Today there is still a shortage of women’s refuges – there are four animal sanctuaries to every women’s refuge. ‘Map of Gaps’, a report published by the End Violence Against Women Campaign and the Human Rights Commission, revealed that many areas of the UK have limited access to domestic violence services, some areas with no support at all. The map demonstrated that women face a postcode lottery, with a third of local authorities offering no specialised services at all. Sharon, a refuge support worker comments” “It still isn’t regarded as a priority. We need to start efficiently addressing the issue.”

So why is domestic violence still such a broad and horrific problem? Sumner believes it stems from existing gender inequalities in society.

“People don’t think it happens because women are already oppressed in society and [they think] that sexism is somehow acceptable. If it is seen as OK to treat women badly, then why wouldn’t you treat a woman as a second class citizen or like an animal? The issue of domestic violence is not going to change until we change our attitudes towards women as a society and deal with gender issues.”

Davies agrees, “It is still a man’s world and the conviction rate and sentences are reflective of that. The sentences given to perpetrators are still shockingly short, which sends out the message that really domestic violence is OK.” In Alice’s case, her abuser was sentenced to 12 weeks in prison after smashing a table over her back. Davies says: “If abusers are getting such short sentences and sometimes not even being convicted then men won’t think that this is wrong.”

*Names have been changed.

Refuge and Women’s Aid run a free, national domestic violence helpline: 0808 2000 247

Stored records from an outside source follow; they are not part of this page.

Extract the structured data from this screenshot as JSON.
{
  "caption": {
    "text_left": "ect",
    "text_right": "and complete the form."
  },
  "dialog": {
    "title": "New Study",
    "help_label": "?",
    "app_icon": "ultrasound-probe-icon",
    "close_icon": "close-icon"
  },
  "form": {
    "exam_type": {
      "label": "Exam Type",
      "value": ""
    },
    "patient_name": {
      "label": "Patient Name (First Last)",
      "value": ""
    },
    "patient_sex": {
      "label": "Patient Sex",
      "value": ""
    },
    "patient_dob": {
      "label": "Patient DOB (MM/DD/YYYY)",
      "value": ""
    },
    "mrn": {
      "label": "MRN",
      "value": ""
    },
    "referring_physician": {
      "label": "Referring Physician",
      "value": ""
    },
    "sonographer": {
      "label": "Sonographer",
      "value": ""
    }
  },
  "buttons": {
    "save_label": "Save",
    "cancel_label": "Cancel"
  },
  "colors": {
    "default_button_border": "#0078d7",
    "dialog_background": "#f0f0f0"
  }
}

Ella Alexander has recently graduated from the London College of Fashion after studying print journalism. She spent her final year focusing on women’s issues in contemporary British culture, including an investigation into women’s binge drinking and an interview with Theresa Flynt, Larry Flynt’s (Hustler Magazine CEO) daughter looking at her career and her views on being a feminist in the pornography business. She is currently completing an internship at The Observer newspaper and will begin writing for Time Out in January